Check each line below for the word "administrator", and copy those that have it.

(Saved entries)
++++++++++
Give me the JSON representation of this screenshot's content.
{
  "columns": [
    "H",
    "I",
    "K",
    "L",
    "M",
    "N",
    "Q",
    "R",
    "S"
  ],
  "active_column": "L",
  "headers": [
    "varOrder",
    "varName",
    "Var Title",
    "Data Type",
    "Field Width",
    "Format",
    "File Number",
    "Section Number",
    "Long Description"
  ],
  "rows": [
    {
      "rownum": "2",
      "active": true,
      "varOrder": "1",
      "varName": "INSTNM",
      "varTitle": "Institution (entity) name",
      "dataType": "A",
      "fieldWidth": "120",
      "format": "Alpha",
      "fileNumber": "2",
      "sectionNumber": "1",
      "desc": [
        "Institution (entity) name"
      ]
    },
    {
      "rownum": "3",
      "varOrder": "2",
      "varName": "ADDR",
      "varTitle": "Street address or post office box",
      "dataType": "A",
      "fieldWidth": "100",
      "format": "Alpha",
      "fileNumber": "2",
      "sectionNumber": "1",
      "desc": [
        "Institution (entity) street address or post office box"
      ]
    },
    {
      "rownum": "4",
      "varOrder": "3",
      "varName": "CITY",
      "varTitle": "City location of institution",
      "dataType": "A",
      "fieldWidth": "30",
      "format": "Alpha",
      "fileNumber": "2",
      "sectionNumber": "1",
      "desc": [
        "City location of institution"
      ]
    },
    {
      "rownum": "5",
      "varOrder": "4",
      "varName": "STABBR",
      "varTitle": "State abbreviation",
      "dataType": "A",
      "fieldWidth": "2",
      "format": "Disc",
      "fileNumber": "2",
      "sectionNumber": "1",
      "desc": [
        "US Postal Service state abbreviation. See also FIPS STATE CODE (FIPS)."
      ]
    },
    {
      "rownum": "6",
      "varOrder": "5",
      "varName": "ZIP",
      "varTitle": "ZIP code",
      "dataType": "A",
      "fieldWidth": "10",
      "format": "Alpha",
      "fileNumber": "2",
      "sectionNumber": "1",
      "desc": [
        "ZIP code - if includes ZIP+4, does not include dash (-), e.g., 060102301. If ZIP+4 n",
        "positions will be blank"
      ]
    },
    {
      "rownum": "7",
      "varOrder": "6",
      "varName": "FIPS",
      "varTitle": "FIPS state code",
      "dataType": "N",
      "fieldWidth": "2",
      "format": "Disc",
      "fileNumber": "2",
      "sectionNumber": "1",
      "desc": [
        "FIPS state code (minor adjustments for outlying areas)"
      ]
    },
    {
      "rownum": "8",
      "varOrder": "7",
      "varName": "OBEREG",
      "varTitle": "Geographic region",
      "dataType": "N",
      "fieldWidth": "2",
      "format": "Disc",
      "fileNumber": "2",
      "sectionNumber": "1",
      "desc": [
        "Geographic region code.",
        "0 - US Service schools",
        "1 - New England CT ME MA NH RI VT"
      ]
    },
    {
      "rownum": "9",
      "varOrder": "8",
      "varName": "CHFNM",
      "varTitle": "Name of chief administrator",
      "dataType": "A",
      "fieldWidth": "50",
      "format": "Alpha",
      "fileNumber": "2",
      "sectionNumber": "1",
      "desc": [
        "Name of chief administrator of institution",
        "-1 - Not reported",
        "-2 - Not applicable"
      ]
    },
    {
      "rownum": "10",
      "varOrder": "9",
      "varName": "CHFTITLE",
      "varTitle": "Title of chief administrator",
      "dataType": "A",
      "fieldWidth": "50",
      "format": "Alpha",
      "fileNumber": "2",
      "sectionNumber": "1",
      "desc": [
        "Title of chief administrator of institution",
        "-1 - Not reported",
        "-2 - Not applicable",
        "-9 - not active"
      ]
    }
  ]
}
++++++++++
#### [Finished exercise]
      "varTitle": "Name of chief administrator",
        "Name of chief administrator of institution",
      "varTitle": "Title of chief administrator",
        "Title of chief administrator of institution",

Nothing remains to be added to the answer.